I bought my 1994 Mercury Topaz V4 Automatic about a month ago. Once I pulled the codes and it had a code P0158 for the MAF sensor. I replaced the MAF sensor, air filter, PCV, and fuel filter. When I was on the freeway today and I noticed it was making this exaggerated revving sound after 60 mph. Then it slowly and consistently lost speed. I immediately got off the freeway in time to coast into the gas station as it cut off. Then when I tried to restart it, it won’t turn over. Help!
Won’t Turn Over
The good news is I do not think the MAF sensor you installed has anything to do with the engine not turning over. The issue you described sounds like the alternator is no longer charging the battery and the engine ran off the battery for as long as it could and then quit. A dead battery is the most common reason for an engine not to turn over. However there are other possibilities. You’ll find a no start diagnostic chart to follow from this page.
Mercury Code P0158 – O2 Sensor Circuit High Voltage Bank 2 Sensor 2
P0158 Ford Description
The heated oxygen sensor 2 (HO2S), after three way catalyst (manifold), monitors the oxygen level in the exhaust gas on each bank. For optimum catalyst operation, the air fuel mixture (air-fuel ratio) must be maintained near the ideal stoichiometric ratio. The HO2S output voltage changes suddenly in the vicinity of the stoichiometric ratio. An Engine Control Module (ECM) adjusts the fuel injection time so that the air-fuel ratio is nearly stoichiometric. The HO2S generates a voltage between 0.1 and 0.9 V in response to oxygen in the exhaust gas. If the oxygen in the exhaust gas increases, the air-fuel ratio becomes Lean. The ECM interprets Lean when the HO2S voltage is below 0.45 V. If the oxygen in the exhaust gas decreases, the air-fuel ratio becomes Rich. The ECM interprets Rich when the HO2S voltage is above 0.45 V.

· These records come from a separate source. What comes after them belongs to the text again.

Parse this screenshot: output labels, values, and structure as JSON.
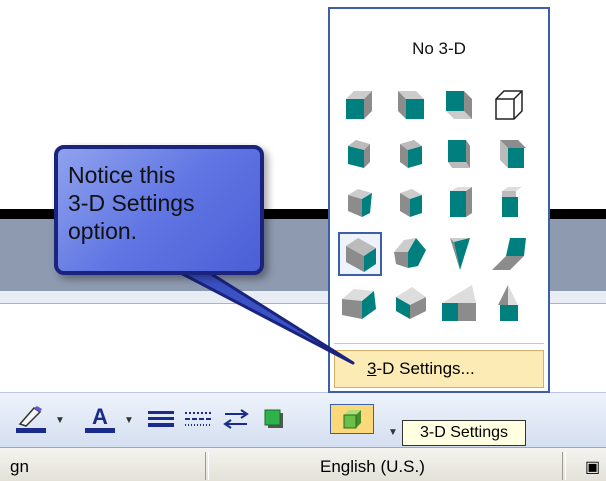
{
  "document": {},
  "popup": {
    "title": "No 3-D",
    "shapes": [
      "3d-style-1",
      "3d-style-2",
      "3d-style-3",
      "3d-style-4",
      "3d-style-5",
      "3d-style-6",
      "3d-style-7",
      "3d-style-8",
      "3d-style-9",
      "3d-style-10",
      "3d-style-11",
      "3d-style-12",
      "3d-style-13",
      "3d-style-14",
      "3d-style-15",
      "3d-style-16",
      "3d-style-17",
      "3d-style-18",
      "3d-style-19",
      "3d-style-20"
    ],
    "selected_index": 12,
    "settings_label": "3-D Settings...",
    "settings_accel": "3"
  },
  "toolbar": {
    "items": [
      "line-color-icon",
      "font-color-icon",
      "line-style-icon",
      "dash-style-icon",
      "arrow-style-icon",
      "shadow-style-icon",
      "3d-style-icon"
    ],
    "tooltip": "3-D Settings"
  },
  "status": {
    "left_text": "gn",
    "language": "English (U.S.)"
  },
  "callout": {
    "lines": [
      "Notice this",
      "3-D Settings",
      "option."
    ]
  },
  "colors": {
    "face": "#007f7f",
    "side": "#8c8c8c",
    "accent": "#3d5fa8",
    "callout": "#6176e3",
    "hover": "#fdebb6"
  }
}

Code P0158 Possible Causes
– Rear Heated Oxygen Sensor Bank 2 harness is open or shorted
– Rear Heated Oxygen Sensor Bank 2 circuit poor electrical connection
– Inappropriate fuel pressure
– Faulty fuel injectors
– Intake air leaks
– Exhaust gas leaks